● **REQUIRED ACTION**: Word for word, reproduce all entries below, leaving every picture out.

[Dataset rows for apps and sites]

★ ★ ★ ★ ★

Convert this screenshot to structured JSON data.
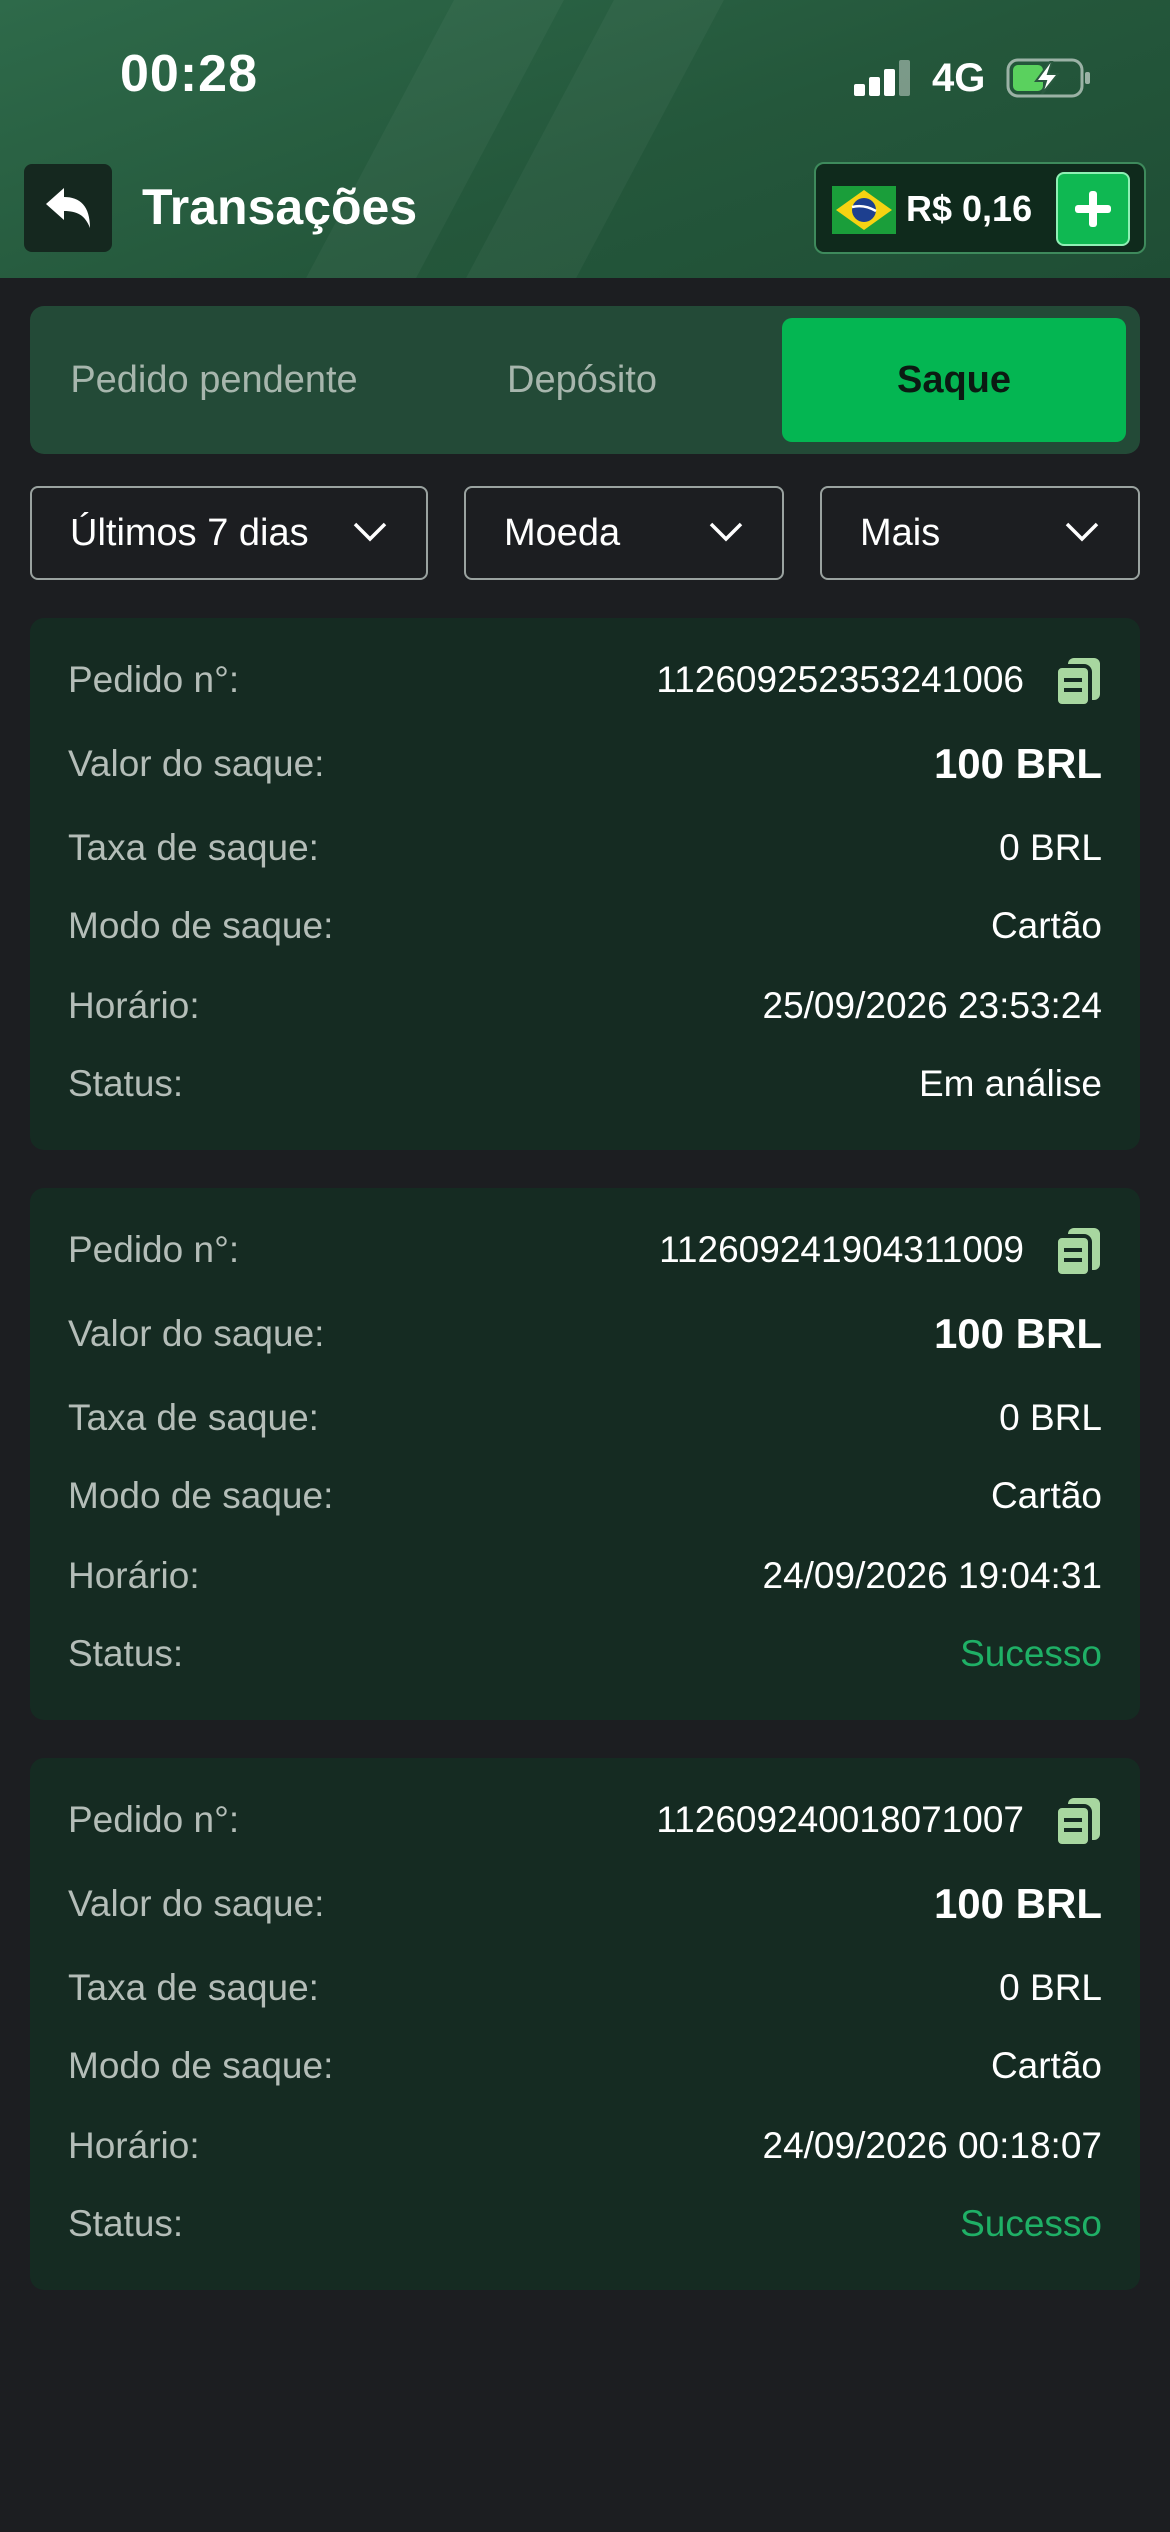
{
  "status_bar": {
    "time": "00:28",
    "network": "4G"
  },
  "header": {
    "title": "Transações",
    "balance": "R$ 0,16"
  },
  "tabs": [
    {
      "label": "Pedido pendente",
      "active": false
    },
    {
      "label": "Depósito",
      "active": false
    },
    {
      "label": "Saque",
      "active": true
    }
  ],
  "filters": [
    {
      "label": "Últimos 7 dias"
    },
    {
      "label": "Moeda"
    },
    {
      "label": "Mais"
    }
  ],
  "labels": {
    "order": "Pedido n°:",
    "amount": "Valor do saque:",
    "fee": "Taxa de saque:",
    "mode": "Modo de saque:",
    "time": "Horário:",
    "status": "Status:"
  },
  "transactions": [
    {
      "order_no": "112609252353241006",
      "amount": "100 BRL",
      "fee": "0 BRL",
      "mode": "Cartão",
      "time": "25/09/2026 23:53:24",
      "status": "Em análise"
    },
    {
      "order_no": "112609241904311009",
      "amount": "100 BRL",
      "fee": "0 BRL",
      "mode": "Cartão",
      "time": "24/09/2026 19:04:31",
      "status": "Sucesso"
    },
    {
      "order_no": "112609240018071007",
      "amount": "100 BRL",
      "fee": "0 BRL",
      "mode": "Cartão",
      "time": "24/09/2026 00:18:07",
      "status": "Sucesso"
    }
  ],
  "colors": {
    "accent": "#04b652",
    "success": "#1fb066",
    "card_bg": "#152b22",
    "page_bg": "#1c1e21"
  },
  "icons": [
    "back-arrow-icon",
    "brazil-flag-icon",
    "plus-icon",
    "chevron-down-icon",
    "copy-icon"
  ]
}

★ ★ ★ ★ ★

● **SOLUTION BELOW**:
Convert this screenshot to structured JSON data.
{
  "status_bar": {
    "time": "00:28",
    "network": "4G"
  },
  "header": {
    "title": "Transações",
    "balance": "R$ 0,16"
  },
  "tabs": [
    {
      "label": "Pedido pendente",
      "active": false
    },
    {
      "label": "Depósito",
      "active": false
    },
    {
      "label": "Saque",
      "active": true
    }
  ],
  "filters": [
    {
      "label": "Últimos 7 dias"
    },
    {
      "label": "Moeda"
    },
    {
      "label": "Mais"
    }
  ],
  "labels": {
    "order": "Pedido n°:",
    "amount": "Valor do saque:",
    "fee": "Taxa de saque:",
    "mode": "Modo de saque:",
    "time": "Horário:",
    "status": "Status:"
  },
  "transactions": [
    {
      "order_no": "112609252353241006",
      "amount": "100 BRL",
      "fee": "0 BRL",
      "mode": "Cartão",
      "time": "25/09/2026 23:53:24",
      "status": "Em análise"
    },
    {
      "order_no": "112609241904311009",
      "amount": "100 BRL",
      "fee": "0 BRL",
      "mode": "Cartão",
      "time": "24/09/2026 19:04:31",
      "status": "Sucesso"
    },
    {
      "order_no": "112609240018071007",
      "amount": "100 BRL",
      "fee": "0 BRL",
      "mode": "Cartão",
      "time": "24/09/2026 00:18:07",
      "status": "Sucesso"
    }
  ],
  "colors": {
    "accent": "#04b652",
    "success": "#1fb066",
    "card_bg": "#152b22",
    "page_bg": "#1c1e21"
  },
  "icons": [
    "back-arrow-icon",
    "brazil-flag-icon",
    "plus-icon",
    "chevron-down-icon",
    "copy-icon"
  ]
}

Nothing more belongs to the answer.